Powered by Rouse

Powered by Rouse, the emerging markets IP firm. www.rouse.com

Wednesday, August 1, 2012

Customs IP border protection in Indonesia

The Supreme Court Regulation on Provisional Measures was issued on 30 July 2012. This sets out, after many years waiting the rules on court orders confirming Customs suspensions at borders. The IP provisions of the 1995 Customs law to implement TRIPS were never implemented. The law was amended in 2006 and again not implemented for IP border protection. No recordal system exists and no ex parte seizures can be made.

Applications to detain imports must now be filed at the Commercial District Courts. Procedures for swift hearings and decisions are provided and seem relatively clear. The court can set hearings very quickly and order temporary detention for 10 days to hear the matter more fully. So far so good.

However in order to preserve the temporary detention the IP holder must file a full civil action for infringement. Given legal costs are unrecoverable in Indonesia that will in most cases outweigh the value of the seizure.

Costs relating to the seizure must be borne by the applicant, in cash or bank guarantee. If an order is granted a security deposit equal to the value of goods must be paid.  That will put most IP holders off, if the costs of civil court proceedings don't. 
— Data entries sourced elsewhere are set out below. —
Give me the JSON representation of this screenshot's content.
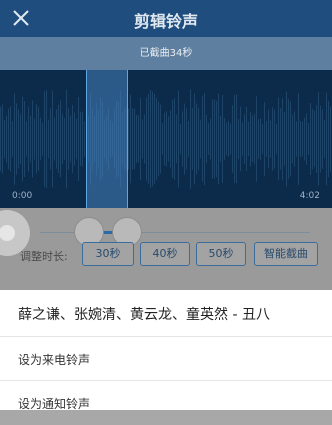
{
  "header": {
    "title": "剪辑铃声",
    "close_icon": "close-icon"
  },
  "subbar": {
    "text": "已截曲34秒"
  },
  "waveform": {
    "time_start": "0:00",
    "time_end": "4:02"
  },
  "adjust": {
    "label": "调整时长:",
    "options": [
      "30秒",
      "40秒",
      "50秒",
      "智能截曲"
    ]
  },
  "sheet": {
    "song_title": "薛之谦、张婉清、黄云龙、童英然 - 丑八",
    "items": [
      "设为来电铃声",
      "设为通知铃声"
    ]
  },
  "colors": {
    "header_bg": "#1f4e7e",
    "accent": "#2a6aa6",
    "wave_bg": "#0c2a49"
  }
}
Then the rules state that detailed clear information on the import consignment must be provided, which of course is impossible in most import cases, by definition. 

These rules go against almost every recommendation made by the World Customs Organisation to simplify IP border protection.  IP Komodo can hardly imagine a set of regulations that would make IP border seizures harder!

No comments:

Post a Comment